(Data listing Opens)
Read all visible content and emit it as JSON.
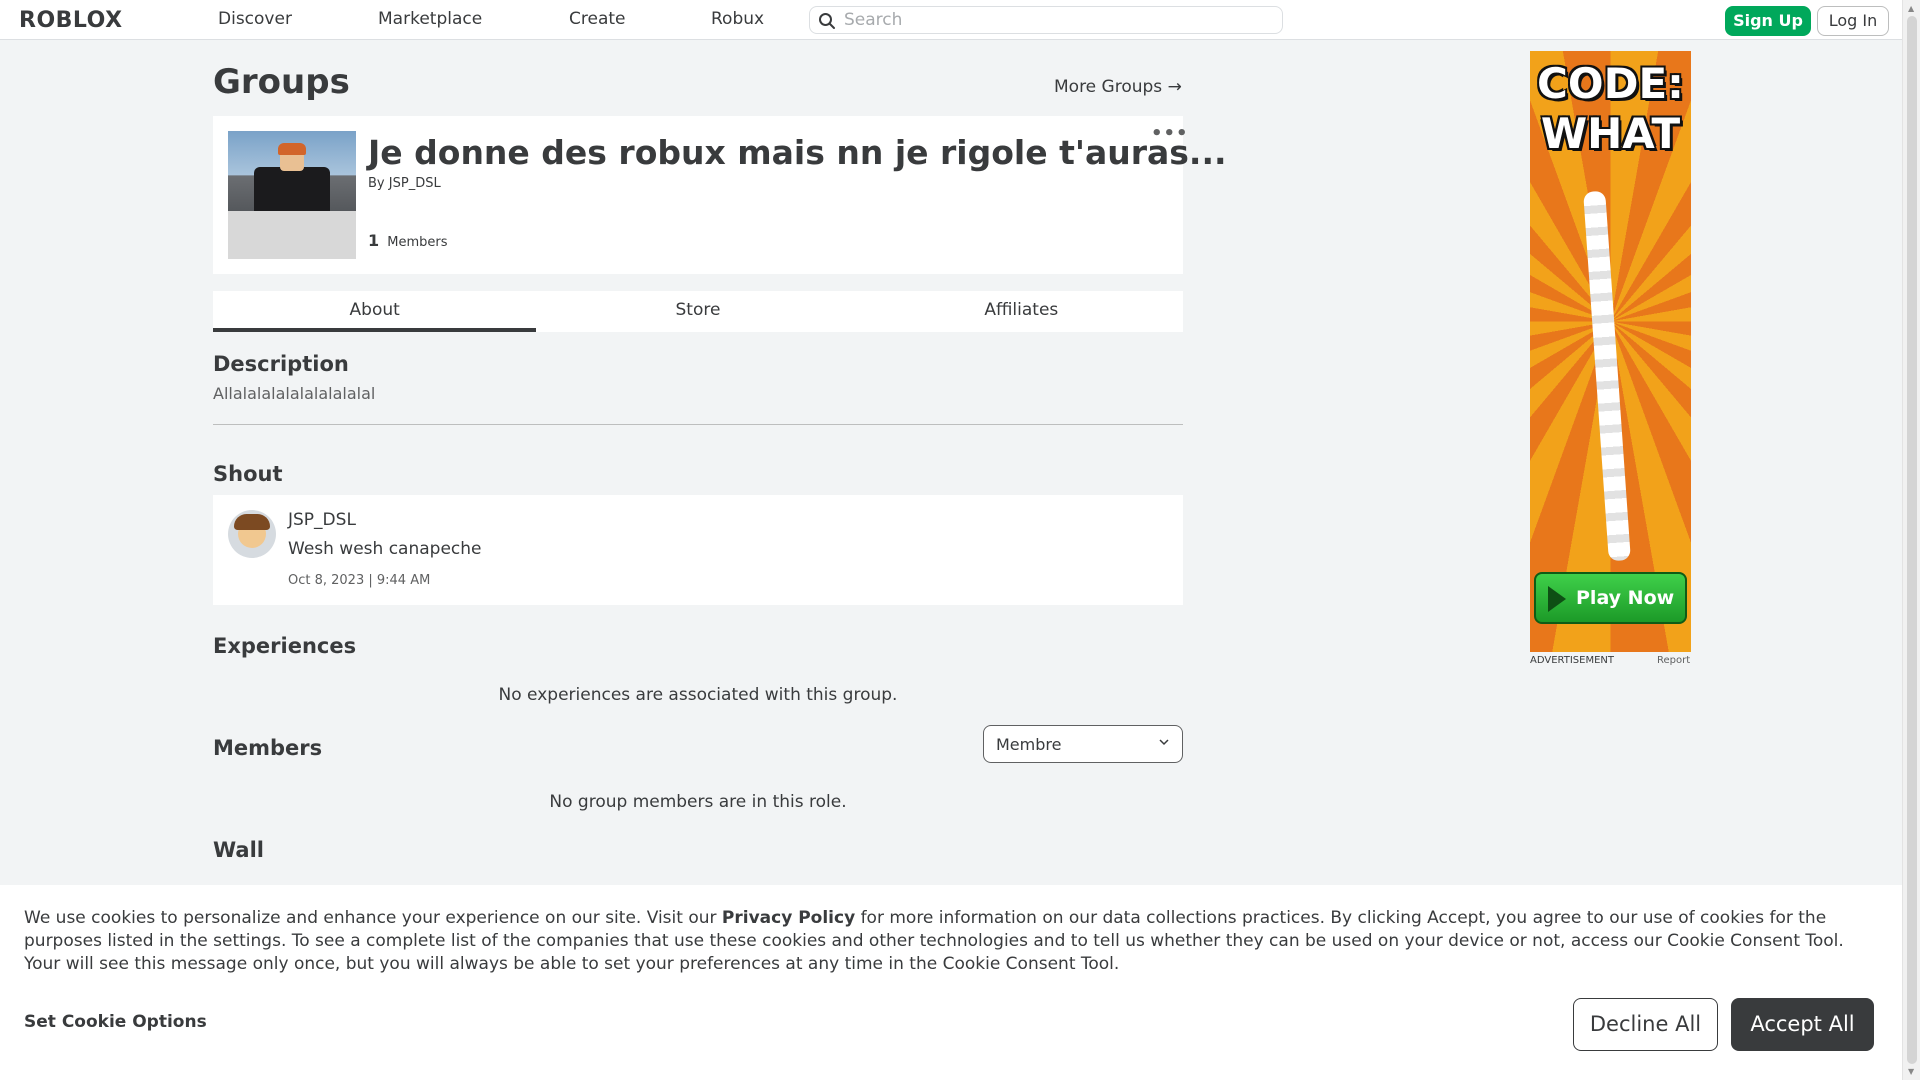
{
  "nav": {
    "logo": "ROBLOX",
    "links": [
      "Discover",
      "Marketplace",
      "Create",
      "Robux"
    ],
    "search_placeholder": "Search",
    "signup_label": "Sign Up",
    "login_label": "Log In"
  },
  "page": {
    "title": "Groups",
    "more_groups": "More Groups →"
  },
  "group": {
    "name": "Je donne des robux mais nn je rigole t'auras...",
    "by_label": "By",
    "owner": "JSP_DSL",
    "member_count": "1",
    "members_label": "Members",
    "more_options": "•••"
  },
  "tabs": [
    "About",
    "Store",
    "Affiliates"
  ],
  "description": {
    "title": "Description",
    "text": "Allalalalalalalalalalal"
  },
  "shout": {
    "title": "Shout",
    "user": "JSP_DSL",
    "message": "Wesh wesh canapeche",
    "date": "Oct 8, 2023 | 9:44 AM"
  },
  "experiences": {
    "title": "Experiences",
    "empty": "No experiences are associated with this group."
  },
  "members": {
    "title": "Members",
    "role_selected": "Membre",
    "empty": "No group members are in this role."
  },
  "wall": {
    "title": "Wall"
  },
  "ad": {
    "headline": "CODE: WHAT",
    "cta": "Play Now",
    "label": "ADVERTISEMENT",
    "report": "Report"
  },
  "cookie": {
    "text_before": "We use cookies to personalize and enhance your experience on our site. Visit our ",
    "privacy_link": "Privacy Policy",
    "text_after": " for more information on our data collections practices. By clicking Accept, you agree to our use of cookies for the purposes listed in the settings. To see a complete list of the companies that use these cookies and other technologies and to tell us whether they can be used on your device or not, access our Cookie Consent Tool. Your will see this message only once, but you will always be able to set your preferences at any time in the Cookie Consent Tool.",
    "options_label": "Set Cookie Options",
    "decline_label": "Decline All",
    "accept_label": "Accept All"
  },
  "colors": {
    "accent_green": "#00a85b",
    "text_dark": "#393b3d",
    "background": "#f2f4f5"
  }
}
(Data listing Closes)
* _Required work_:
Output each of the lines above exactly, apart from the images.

* _Response to this exercise_:
Read all visible content and emit it as JSON.
{
  "nav": {
    "logo": "ROBLOX",
    "links": [
      "Discover",
      "Marketplace",
      "Create",
      "Robux"
    ],
    "search_placeholder": "Search",
    "signup_label": "Sign Up",
    "login_label": "Log In"
  },
  "page": {
    "title": "Groups",
    "more_groups": "More Groups →"
  },
  "group": {
    "name": "Je donne des robux mais nn je rigole t'auras...",
    "by_label": "By",
    "owner": "JSP_DSL",
    "member_count": "1",
    "members_label": "Members",
    "more_options": "•••"
  },
  "tabs": [
    "About",
    "Store",
    "Affiliates"
  ],
  "description": {
    "title": "Description",
    "text": "Allalalalalalalalalalal"
  },
  "shout": {
    "title": "Shout",
    "user": "JSP_DSL",
    "message": "Wesh wesh canapeche",
    "date": "Oct 8, 2023 | 9:44 AM"
  },
  "experiences": {
    "title": "Experiences",
    "empty": "No experiences are associated with this group."
  },
  "members": {
    "title": "Members",
    "role_selected": "Membre",
    "empty": "No group members are in this role."
  },
  "wall": {
    "title": "Wall"
  },
  "ad": {
    "headline": "CODE: WHAT",
    "cta": "Play Now",
    "label": "ADVERTISEMENT",
    "report": "Report"
  },
  "cookie": {
    "text_before": "We use cookies to personalize and enhance your experience on our site. Visit our ",
    "privacy_link": "Privacy Policy",
    "text_after": " for more information on our data collections practices. By clicking Accept, you agree to our use of cookies for the purposes listed in the settings. To see a complete list of the companies that use these cookies and other technologies and to tell us whether they can be used on your device or not, access our Cookie Consent Tool. Your will see this message only once, but you will always be able to set your preferences at any time in the Cookie Consent Tool.",
    "options_label": "Set Cookie Options",
    "decline_label": "Decline All",
    "accept_label": "Accept All"
  },
  "colors": {
    "accent_green": "#00a85b",
    "text_dark": "#393b3d",
    "background": "#f2f4f5"
  }
}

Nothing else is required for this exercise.